17. Overhage JM, Tierney WM, Zhou XH, McDonald CJ. A randomized trial of "corollary orders" to prevent errors of omission. J Am Med Inform Assoc 1997 Sep-Oct; 4(5):364-75.
18. Dexter PR, Perkins S, Overhage JM, Maharry K, Kohler RB, McDonald CJ. A computerized reminder system to increase the use of preventive care for hospitalized patients. N Engl J Med 2001 Sep 27; 345(13):965-70.
19. Taylor R, Manzo J, Sinnett M. Quantifying value for physician order-entry systems: a balance of cost and quality. Healthc Financ Manage 2002 Jul; 56(7):44-8.
20. Lee F, Teich JM, Spurr CD, Bates DW. Implementation of physician order entry: user satisfaction and self-reported usage patterns. J Am Med Inform Assoc 1996 Jan-Feb; 3(1):42-55.
21. Cutler DM, Feldman NE, Horwitz JR. U.S. adoption of computerized physician order entry systems. Health Aff (Millwood). 2005 Nov-Dec; 24(6):1654-63.

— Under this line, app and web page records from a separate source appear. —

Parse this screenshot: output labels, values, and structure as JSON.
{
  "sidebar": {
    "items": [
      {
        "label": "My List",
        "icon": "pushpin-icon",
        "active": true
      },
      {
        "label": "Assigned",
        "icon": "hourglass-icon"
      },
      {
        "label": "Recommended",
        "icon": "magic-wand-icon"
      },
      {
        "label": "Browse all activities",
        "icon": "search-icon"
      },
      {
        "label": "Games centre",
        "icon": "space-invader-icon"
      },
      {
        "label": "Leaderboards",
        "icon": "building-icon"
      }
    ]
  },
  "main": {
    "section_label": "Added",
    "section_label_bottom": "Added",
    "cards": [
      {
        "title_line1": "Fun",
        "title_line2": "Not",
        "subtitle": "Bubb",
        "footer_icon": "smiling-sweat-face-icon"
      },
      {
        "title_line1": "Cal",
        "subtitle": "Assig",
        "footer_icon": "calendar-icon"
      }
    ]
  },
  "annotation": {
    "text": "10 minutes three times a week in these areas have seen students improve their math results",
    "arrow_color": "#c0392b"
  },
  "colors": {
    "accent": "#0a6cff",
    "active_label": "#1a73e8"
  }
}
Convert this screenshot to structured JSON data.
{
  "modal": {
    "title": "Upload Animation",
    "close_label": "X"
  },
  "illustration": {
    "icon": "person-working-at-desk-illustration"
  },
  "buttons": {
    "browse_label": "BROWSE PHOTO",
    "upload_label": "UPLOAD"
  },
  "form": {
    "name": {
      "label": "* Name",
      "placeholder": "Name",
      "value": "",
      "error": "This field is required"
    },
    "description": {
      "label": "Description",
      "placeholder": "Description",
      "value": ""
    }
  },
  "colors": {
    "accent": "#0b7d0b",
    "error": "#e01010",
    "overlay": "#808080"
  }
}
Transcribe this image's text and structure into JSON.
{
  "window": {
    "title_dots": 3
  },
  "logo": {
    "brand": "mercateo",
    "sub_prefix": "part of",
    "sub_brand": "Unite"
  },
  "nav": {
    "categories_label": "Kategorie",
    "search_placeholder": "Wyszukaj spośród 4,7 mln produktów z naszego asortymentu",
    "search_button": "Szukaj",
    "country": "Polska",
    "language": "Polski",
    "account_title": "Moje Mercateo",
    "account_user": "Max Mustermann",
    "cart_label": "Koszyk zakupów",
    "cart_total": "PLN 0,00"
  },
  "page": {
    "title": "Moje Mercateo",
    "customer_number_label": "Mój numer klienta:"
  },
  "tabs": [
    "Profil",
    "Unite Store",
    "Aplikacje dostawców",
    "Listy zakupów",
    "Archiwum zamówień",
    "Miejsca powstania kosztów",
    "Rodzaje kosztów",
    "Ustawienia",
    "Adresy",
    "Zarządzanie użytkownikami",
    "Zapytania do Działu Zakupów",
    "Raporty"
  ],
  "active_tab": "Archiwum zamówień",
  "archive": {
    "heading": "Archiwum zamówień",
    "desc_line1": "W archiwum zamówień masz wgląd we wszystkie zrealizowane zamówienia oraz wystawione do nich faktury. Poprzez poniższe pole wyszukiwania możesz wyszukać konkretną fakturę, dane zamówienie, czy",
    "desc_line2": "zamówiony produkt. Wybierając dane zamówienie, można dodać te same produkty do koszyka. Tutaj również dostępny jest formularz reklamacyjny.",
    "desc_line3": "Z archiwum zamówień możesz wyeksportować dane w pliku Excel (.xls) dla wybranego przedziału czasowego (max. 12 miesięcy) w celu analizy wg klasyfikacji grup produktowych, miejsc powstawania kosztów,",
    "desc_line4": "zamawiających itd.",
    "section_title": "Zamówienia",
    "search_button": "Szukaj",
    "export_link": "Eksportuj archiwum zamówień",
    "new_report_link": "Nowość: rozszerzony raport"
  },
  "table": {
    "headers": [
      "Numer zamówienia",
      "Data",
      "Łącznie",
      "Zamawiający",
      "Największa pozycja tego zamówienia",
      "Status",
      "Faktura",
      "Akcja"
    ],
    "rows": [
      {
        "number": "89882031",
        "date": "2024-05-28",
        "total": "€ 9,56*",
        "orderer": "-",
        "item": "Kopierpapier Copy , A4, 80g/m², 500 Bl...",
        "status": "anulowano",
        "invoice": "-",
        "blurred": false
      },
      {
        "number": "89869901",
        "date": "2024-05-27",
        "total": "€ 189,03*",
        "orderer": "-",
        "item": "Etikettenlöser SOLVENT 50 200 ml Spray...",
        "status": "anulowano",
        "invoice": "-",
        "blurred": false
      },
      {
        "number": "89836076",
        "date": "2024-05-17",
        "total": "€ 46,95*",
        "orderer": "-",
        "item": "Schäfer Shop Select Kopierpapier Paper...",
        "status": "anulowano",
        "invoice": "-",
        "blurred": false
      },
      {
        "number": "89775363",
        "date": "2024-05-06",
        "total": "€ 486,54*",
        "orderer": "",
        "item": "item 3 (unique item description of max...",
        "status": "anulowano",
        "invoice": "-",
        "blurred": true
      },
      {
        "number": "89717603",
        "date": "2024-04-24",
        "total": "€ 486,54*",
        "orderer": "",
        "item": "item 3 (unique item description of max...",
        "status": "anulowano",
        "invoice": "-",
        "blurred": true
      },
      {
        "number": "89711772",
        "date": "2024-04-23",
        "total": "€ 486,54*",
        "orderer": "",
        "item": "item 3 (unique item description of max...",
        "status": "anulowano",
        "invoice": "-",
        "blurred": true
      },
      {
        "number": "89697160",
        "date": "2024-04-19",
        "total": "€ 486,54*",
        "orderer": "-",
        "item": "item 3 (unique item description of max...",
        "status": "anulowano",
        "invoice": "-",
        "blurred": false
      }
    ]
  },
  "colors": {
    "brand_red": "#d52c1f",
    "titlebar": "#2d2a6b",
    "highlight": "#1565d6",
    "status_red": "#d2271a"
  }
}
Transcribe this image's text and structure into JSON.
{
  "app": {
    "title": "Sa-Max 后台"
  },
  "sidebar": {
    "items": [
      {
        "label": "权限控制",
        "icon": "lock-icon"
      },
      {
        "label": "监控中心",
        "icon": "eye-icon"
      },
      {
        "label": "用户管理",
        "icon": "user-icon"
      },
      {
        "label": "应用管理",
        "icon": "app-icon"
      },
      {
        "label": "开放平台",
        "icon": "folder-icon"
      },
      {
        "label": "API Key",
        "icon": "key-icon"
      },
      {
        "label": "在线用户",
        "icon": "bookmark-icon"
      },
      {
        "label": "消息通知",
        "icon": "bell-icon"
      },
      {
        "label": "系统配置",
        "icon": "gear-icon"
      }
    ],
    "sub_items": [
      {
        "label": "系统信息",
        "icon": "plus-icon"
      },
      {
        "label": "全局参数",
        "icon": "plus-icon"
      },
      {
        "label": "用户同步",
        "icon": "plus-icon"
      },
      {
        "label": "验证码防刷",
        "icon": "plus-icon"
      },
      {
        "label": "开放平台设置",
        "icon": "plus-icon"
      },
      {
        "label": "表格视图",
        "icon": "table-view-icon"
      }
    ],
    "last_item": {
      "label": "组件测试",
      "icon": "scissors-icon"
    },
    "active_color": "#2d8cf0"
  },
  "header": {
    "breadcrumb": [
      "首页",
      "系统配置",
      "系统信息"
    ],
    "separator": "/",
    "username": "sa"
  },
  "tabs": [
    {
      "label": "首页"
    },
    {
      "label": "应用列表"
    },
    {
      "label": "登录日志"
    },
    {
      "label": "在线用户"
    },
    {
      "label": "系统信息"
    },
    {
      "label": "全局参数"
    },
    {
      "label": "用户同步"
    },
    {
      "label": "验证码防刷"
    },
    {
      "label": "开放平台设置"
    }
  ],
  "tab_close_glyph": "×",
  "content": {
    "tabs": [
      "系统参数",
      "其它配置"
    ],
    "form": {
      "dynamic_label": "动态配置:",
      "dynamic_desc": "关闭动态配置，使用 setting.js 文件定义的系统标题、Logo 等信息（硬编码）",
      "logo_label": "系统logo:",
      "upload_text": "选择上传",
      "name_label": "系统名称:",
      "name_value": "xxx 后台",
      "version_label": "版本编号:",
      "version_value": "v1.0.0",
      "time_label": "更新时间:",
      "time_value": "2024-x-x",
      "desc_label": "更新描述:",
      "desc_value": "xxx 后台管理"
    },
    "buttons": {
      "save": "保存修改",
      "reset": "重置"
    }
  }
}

22. Lindenauer PK, Ling D, Pekow PS, Crawford A, Naglieri-Prescod D, Hoople N, Fitzgerald J, Benjamin EM. Physician characteristics, attitudes, and use of computerized order entry. J Hosp Med 2006 Jul; 1(4):221-30.
23. Ford EW, McAlearney AS, Phillips MT, Menachemi N, Rudolph B. Predicting computerized physician order entry system adoption in US hospitals: Can the federal mandate be met? Int J Med Inform 2008 Aug; 77(8):539-45.
24. Chaudhry B, Wang J, Wu S, Maglione M, Mojica W, Roth E, Morton SC, Shekelle PG. Systematic review: impact of health information technology on quality, efficiency, and costs of medical care. Ann Intern Med 2006 May 16; 144(10):742-52.
25. Bureau of Labor Statistics. “Tomorrow’s Jobs.” U.S. Department of Labor. Occupational Outlook Handbook, 2006-07 Edition. Retrieved July 10, 2007, from http://www.bls.gov/oco/pdf/oco2003.pdf